In the second design phase, the range of insulin concentration was reduced since no improvement in cell growth was observed based on 2mg per litre (mg/L) of insulin. Results showed the highest level of cell concentration was obtained with a high level of transferrin, or with the highest level of insulin and a moderate level of transferrin. As the transferrin concentration increased, the optimum condition moved from higher to lower insulin concentrations. The optimum with transferrin was achieved with a very high level at 57mg/L.
However, this was considered difficult to be adopted in manufacturing due to the high cost of transferrin. Therefore, 21.3mg/L of transferrin, 2mg/L of insulin and 1.8 x of Tween 80 were selected as being the optimum condition. Under this condition, the predicted maximum viable cell concentration was 9 + – 1 million cells per ml. Overall, the sequential use of the modified PPD in combination with a Box-Behnken design led to a 1.5-fold increase in cell growth, and 2-fold increase in Mab titer in suspension batch culture.
In a follow up study, the effect of insulin media supplementation was tested in three types of commercially available CHO CD media to compare cell growth and productivity.
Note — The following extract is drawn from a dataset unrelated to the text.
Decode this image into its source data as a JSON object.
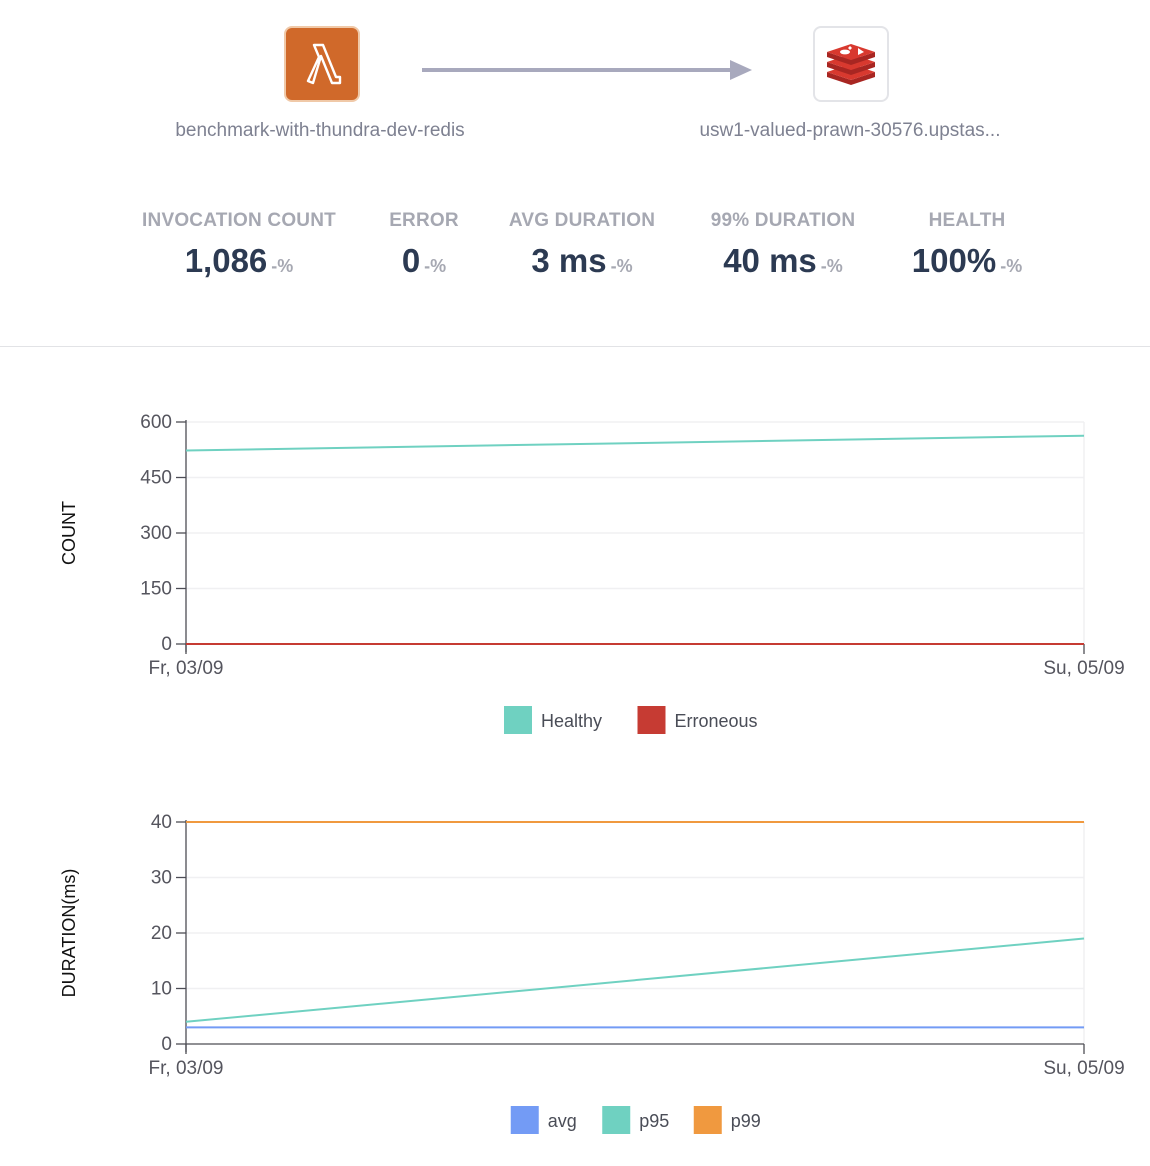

After 48 hours, a significant improvement in cell growth was achieved with the addition of insulin in all three CD media.
Julien adds: “The same CD CHO media were tested for mAb productivity with and without insulin supplementation. Here we achieved up to 66% increase of target protein production with 1mg/L of insulin supplementation.”
As the leading supplier of recombinant insulin, Novo Nordisk Pharmatech’s Insulin Human AF is a key component in serum-free growth media for pharmaceutical companies around the world. Manufactured to the highest standards at a cGMP facility, Insulin Human AF comes with complete documentation and is analysed in compliance with the European and US pharmacopoeias. To find out more, please click here.
You can see the complete presentation here.